The quest for the Larry O'Brien trophy ends here. The NBA Finals are set, and it's the match up we had all hoped for.
LeBron James is the first player since 1966 to appear in five consecutive NBA Finals. He is looking to lead his hometown Cleveland Cavaliers to that city's first ever professional sports championship. Standing in his way is the 2015 NBA Most Valuable Player Stephen Curry and the Golden State Warriors, who are making their first Finals appearance since 1975. This is the first time that two rookie coaches, Steve Kerr and David Blatt, respectively, have appeared in the NBA Finals against each other - unless you count 1946, the league's first year when everyone was considered a rookie.
James is playing inspired basketball and appears to be willing to drag this team to the title kicking and screaming if need be. The one part of his game that is struggling is his three point shot, where he is shooting an all-time NBA Playoffs low of 17.6%. However, he is still scoring 27.6 points per game on 42.8% shooting from the field, and is dishing out 8.3 assists per game with an assist rate of 43%. And that's with a supporting cast consisting of J.R. Smith and Kendrick Perkins. Even with Kevin Love out and Kyrie Irving playing injured, the Cavs are still considered favorites by many, thanks to James.
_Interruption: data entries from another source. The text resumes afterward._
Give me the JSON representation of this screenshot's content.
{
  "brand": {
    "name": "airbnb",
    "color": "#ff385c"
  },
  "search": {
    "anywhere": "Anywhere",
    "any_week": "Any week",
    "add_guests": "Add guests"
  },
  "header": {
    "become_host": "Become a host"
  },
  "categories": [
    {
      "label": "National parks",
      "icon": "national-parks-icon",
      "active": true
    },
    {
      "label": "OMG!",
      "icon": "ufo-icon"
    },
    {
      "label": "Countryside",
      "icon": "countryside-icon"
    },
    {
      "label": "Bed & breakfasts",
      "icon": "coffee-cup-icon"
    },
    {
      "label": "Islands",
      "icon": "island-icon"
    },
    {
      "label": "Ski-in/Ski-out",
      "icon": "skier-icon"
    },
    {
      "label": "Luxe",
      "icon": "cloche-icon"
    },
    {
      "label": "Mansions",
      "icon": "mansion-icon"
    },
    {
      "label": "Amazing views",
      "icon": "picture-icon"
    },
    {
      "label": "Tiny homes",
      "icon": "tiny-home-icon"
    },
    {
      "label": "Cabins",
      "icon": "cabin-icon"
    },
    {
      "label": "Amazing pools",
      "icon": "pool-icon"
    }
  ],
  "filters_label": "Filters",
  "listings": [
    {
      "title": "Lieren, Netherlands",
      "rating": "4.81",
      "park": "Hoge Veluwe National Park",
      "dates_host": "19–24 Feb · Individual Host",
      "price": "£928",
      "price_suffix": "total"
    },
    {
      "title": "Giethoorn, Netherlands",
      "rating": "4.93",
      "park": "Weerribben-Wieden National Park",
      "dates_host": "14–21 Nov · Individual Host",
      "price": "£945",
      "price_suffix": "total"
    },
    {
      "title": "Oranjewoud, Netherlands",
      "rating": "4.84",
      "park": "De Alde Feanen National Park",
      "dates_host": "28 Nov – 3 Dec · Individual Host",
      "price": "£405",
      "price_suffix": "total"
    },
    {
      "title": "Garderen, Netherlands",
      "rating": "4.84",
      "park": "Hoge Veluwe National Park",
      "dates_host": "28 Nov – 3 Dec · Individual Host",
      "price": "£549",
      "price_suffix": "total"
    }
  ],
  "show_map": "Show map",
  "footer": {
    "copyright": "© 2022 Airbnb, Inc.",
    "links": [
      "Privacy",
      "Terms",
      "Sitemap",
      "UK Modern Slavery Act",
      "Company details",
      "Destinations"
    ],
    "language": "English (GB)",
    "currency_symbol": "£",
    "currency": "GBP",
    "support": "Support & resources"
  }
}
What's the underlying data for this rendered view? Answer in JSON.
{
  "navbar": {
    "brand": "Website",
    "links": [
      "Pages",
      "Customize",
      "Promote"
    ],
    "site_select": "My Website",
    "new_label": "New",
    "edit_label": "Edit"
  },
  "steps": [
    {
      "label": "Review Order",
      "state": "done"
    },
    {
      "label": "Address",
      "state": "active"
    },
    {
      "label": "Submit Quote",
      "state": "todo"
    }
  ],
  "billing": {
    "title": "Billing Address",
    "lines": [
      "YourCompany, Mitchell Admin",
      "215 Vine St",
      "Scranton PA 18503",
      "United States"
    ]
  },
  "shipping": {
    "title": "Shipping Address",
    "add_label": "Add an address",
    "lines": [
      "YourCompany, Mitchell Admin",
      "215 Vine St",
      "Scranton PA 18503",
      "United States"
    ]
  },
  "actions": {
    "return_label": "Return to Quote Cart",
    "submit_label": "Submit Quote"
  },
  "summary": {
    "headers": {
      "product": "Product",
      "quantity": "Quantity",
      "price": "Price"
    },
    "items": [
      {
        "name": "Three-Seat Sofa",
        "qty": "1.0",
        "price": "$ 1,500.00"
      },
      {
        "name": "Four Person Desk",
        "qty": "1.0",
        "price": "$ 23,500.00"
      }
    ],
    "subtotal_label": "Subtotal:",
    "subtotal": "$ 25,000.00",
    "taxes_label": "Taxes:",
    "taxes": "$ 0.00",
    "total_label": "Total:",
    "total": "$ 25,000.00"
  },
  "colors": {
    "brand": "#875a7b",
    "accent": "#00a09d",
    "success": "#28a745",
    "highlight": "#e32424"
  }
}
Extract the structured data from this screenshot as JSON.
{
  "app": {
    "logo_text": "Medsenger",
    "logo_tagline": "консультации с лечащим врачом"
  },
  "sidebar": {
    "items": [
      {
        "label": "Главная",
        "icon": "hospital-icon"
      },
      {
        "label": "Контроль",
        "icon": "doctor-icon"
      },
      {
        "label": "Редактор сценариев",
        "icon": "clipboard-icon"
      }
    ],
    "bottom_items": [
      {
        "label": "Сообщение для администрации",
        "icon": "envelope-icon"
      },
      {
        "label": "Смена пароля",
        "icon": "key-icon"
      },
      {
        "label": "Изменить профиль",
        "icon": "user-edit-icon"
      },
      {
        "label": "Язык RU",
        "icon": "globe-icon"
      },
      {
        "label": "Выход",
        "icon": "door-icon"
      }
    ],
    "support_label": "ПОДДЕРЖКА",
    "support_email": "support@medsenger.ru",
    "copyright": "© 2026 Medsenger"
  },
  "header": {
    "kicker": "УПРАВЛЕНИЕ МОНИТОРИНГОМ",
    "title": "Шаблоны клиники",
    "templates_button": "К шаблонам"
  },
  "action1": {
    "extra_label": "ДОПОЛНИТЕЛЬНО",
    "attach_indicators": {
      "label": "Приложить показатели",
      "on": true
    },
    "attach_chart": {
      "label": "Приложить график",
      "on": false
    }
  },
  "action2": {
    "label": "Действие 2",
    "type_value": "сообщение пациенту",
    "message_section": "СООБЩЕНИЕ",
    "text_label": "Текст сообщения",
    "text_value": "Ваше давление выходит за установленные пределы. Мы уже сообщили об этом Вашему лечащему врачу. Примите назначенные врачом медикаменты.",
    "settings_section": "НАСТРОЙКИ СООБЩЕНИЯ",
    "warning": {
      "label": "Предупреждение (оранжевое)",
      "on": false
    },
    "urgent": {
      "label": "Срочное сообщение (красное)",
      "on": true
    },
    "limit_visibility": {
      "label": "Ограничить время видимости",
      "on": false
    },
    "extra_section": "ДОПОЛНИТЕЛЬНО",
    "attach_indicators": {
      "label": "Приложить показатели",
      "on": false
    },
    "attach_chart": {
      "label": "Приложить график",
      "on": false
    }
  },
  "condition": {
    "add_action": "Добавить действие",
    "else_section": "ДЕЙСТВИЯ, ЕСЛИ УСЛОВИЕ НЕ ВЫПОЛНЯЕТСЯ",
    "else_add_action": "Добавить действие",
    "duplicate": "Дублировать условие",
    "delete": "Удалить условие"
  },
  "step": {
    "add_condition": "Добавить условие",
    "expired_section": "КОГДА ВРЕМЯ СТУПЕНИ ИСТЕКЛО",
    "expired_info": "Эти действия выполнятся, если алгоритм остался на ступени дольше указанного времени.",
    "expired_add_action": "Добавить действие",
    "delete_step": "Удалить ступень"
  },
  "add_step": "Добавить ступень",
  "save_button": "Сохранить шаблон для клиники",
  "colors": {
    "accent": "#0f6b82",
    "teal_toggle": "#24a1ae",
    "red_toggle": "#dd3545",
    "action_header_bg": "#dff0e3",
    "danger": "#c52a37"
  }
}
On the other hand, while Curry has been his usual, most valuable self - scoring 29.2 points on an eFG% of 57.6% -his supporting lineup is a big cause for the Warriors winning 67 games this season and making their way through the Western Conference Playoffs. Klay Thompson is scoring 21.7 points per game, Draymond Green continues to show why he was the Al Gore of the Defensive Player of the Year race, Andrew Bogut is doing all the little things, and Harrison Barnes came up big in game five in the Conference Finals. While stopping LeBron James may seem like an impossible task, stopping any one player on the Warriors only opens up opportunities for someone else. They also have the deeper team, with a bench that includes former All-Stars David Lee and Andre Iguodala.
The two teams only met twice during the regular season and split that series, with the home team winning each time. Let's take a look back at those games.
January 9, 2015 - Oakland, CA
|Golden State Warriors||112||.500||.333||.941||44||35||9||8||13||114.9||95.8|
In the two teams' first meeting, the game was played at a pace of 97.8. That's pretty much right in between the Warriors' regular season pace of 100.7 and the Cavs' of 94.8. Both teams took 86 field goal attempts, but Golden State took more three pointers, at a higher percentage. While the Warriors are known for their offensive firepower, it was their defense that shined in this one, with seven players recording at least one steal, and Draymond Green leading the way with three of the team's eight blocks.
February 26, 2015 - Cleveland, OH
|Golden State Warriors||99||.424||.379||.526||44||32||10||6||14||100.3||111.4|
The Warriors played at the highest pace during the regular season, so you'd think a higher paced game would suit them better, right? Well, not always. The two teams' second encounter in Cleveland was actually played a higher pace than their previous matchup, 100.4. However, it was the Cavs who came out ahead in this one. The biggest difference maker? Free throws. Golden State is mostly a jump shooting team so they don't go to the line often - they only shot 19 in this one, compared to 35 from Cleveland - and they only made 10. The Cavs also outrebounded the Warriors, and while Golden State's defense was once again superb with 10 steals, the Cavs matched them, with J.R. Smith having four takeaways.
If we look at the averages of these two games, we see that Golden State overall played better in the two games, but not by much. These two teams, while playing differing styles, are pretty well-matched.
|Golden State Warriors||105.5||.462||.356||.734||44||33.5||9.5||7||13.5||107.6||103.6|
So what are going to be the keys to victory for each team? I'm glad you asked.
Keys to victory
|Cleveland Cavaliers||Golden State Warriors|
|Keep up. Part of the reason the Warriors are able to play at such a high pace is because of their depth. We mentioned their bench above, which also includes Shaun Livingston, Leandro Barbosa, and Festus Ezeli, who really came into his own during the Conference Finals. LeBron James, Kyrie Irving, and Iman Shumpert are all averaging at least 34 minutes per game, with LeBron topping the 40 mark. If that trend continues, they could get very tired having to chase around Golden State's fresh legs at 100.7 possessions per game.||Stop LeBron James. Yes, I know this is like saying "stop a freight train," but it's really the biggest key of all. You have to force someone else to beat you. Unfortunately, 43% of the time that someone else is going to be working off an assist from James. The Warriors need to try and make someone else be the playmaker. Take the ball out of James's hands. How that's done is up to Steve Kerr and a whole lot of luck. We'll see if they have the ability.|
So there you have it, fans. The NBA Finals are set. Who do you think will win and in how many games? Let us know in the comments section and we'll see you back here June 4 for game one.